* **WORK ITEM**
In the records below, find each line with the word "JSON" and copy it.
○ ○ ○ ○ ○
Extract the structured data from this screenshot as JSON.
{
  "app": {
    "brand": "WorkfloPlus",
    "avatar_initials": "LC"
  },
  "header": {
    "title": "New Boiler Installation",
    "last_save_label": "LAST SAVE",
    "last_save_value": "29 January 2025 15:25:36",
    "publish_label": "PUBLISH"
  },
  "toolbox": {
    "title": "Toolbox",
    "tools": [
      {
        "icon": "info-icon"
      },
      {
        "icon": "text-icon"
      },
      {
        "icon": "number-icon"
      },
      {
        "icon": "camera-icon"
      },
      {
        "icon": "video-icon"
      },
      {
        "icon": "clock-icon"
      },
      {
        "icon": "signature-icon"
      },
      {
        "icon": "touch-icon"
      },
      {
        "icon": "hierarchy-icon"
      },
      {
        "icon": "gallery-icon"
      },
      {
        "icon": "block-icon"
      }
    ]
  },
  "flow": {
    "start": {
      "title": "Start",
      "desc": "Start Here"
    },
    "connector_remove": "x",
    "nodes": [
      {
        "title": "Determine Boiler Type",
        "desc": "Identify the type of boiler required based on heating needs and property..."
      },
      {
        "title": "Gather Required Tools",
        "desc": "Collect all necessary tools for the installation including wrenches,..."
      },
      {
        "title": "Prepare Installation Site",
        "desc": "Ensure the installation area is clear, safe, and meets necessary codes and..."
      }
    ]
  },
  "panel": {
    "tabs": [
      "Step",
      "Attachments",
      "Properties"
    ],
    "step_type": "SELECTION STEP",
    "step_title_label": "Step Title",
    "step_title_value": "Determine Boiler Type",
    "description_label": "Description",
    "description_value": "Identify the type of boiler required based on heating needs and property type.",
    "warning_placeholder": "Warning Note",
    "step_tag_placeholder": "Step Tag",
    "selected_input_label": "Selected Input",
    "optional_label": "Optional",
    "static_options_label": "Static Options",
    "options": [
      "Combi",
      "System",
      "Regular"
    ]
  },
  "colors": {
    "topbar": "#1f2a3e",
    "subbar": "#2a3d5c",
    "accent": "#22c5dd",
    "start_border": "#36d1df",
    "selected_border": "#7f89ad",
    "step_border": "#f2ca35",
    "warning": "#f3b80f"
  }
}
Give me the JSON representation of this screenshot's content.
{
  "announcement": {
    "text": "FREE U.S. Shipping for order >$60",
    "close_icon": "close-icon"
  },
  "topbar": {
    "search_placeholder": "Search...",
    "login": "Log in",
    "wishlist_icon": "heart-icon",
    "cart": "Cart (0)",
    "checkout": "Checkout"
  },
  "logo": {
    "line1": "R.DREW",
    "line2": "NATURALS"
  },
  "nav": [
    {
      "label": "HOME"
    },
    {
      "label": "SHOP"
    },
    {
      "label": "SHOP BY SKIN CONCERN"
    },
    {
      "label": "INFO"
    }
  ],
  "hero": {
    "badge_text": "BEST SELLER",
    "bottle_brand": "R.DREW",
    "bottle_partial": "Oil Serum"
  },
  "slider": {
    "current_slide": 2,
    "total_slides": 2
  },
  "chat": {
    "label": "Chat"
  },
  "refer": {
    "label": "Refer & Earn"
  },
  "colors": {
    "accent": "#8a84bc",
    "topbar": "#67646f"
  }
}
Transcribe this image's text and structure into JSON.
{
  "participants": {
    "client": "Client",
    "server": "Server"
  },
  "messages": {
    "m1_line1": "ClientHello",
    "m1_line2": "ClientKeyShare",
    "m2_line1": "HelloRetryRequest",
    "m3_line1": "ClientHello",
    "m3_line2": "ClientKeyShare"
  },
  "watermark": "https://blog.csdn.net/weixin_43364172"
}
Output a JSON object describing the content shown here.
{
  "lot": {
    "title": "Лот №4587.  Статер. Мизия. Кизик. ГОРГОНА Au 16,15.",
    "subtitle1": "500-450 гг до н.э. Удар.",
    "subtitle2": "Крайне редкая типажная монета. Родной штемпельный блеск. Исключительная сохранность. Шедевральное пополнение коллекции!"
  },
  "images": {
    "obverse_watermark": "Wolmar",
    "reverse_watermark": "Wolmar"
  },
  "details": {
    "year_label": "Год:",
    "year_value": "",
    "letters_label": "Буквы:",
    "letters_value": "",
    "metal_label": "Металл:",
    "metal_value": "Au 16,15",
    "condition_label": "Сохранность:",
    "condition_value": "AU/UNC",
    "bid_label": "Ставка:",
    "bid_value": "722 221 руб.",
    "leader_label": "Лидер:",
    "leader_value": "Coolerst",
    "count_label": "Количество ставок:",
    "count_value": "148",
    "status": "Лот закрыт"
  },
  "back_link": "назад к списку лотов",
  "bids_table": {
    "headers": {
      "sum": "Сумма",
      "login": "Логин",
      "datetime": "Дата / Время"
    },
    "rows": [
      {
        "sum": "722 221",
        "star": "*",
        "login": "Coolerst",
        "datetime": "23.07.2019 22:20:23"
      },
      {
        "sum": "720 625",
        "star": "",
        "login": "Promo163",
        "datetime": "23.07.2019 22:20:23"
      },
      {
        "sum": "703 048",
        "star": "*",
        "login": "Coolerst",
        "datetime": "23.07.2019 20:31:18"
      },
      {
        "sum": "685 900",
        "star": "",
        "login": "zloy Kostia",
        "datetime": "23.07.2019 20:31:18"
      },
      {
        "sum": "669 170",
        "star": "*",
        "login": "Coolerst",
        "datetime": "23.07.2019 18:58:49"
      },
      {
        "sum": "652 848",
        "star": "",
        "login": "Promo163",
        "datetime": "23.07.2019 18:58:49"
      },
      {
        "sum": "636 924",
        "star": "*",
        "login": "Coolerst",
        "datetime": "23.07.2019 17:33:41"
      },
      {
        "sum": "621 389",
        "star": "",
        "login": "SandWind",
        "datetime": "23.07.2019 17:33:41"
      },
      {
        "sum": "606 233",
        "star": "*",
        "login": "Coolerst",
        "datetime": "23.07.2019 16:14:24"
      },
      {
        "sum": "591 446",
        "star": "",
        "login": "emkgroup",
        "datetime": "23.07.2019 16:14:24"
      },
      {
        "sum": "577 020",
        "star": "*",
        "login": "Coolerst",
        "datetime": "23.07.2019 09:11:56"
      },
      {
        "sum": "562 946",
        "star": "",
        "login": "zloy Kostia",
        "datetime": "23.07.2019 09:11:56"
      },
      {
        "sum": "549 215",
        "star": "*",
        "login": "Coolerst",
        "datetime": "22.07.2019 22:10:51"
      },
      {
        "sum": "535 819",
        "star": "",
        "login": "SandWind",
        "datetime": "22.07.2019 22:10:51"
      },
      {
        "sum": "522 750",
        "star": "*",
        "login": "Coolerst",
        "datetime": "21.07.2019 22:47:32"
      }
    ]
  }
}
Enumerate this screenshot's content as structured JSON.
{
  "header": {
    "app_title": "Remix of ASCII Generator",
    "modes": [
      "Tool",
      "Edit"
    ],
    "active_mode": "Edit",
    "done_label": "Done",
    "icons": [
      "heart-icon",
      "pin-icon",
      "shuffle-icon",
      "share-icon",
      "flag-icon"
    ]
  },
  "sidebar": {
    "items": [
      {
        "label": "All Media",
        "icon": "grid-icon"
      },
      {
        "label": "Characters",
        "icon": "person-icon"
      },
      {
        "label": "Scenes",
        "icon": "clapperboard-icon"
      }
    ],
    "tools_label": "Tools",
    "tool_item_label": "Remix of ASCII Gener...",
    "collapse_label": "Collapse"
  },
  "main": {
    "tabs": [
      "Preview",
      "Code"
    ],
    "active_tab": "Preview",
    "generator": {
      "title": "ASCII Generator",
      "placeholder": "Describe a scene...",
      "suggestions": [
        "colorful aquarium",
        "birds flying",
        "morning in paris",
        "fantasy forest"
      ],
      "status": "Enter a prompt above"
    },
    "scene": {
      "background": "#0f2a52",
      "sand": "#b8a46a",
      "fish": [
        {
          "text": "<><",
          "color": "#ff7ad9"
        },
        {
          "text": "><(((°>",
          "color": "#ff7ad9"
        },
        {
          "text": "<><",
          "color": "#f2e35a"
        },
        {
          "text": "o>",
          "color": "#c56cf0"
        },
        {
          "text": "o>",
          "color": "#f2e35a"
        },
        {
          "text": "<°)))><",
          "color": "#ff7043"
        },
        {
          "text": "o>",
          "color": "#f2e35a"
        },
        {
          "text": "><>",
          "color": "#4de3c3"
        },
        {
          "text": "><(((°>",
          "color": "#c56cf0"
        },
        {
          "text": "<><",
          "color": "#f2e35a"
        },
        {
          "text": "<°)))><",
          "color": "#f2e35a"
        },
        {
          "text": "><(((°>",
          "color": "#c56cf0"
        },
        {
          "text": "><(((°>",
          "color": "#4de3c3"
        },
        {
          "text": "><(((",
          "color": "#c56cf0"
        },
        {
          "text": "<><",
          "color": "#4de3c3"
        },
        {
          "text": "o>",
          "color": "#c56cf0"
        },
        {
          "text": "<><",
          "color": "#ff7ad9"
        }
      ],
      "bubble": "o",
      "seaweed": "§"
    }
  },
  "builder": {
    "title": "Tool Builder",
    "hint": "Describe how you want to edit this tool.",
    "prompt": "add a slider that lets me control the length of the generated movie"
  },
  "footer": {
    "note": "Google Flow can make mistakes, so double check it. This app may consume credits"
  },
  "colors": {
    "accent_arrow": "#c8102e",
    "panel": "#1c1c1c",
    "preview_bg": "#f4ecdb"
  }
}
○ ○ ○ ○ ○
* **SOLUTION**
Extract the structured data from this screenshot as JSON.
Give me the JSON representation of this screenshot's content.
Transcribe this image's text and structure into JSON.
Output a JSON object describing the content shown here.
Enumerate this screenshot's content as structured JSON.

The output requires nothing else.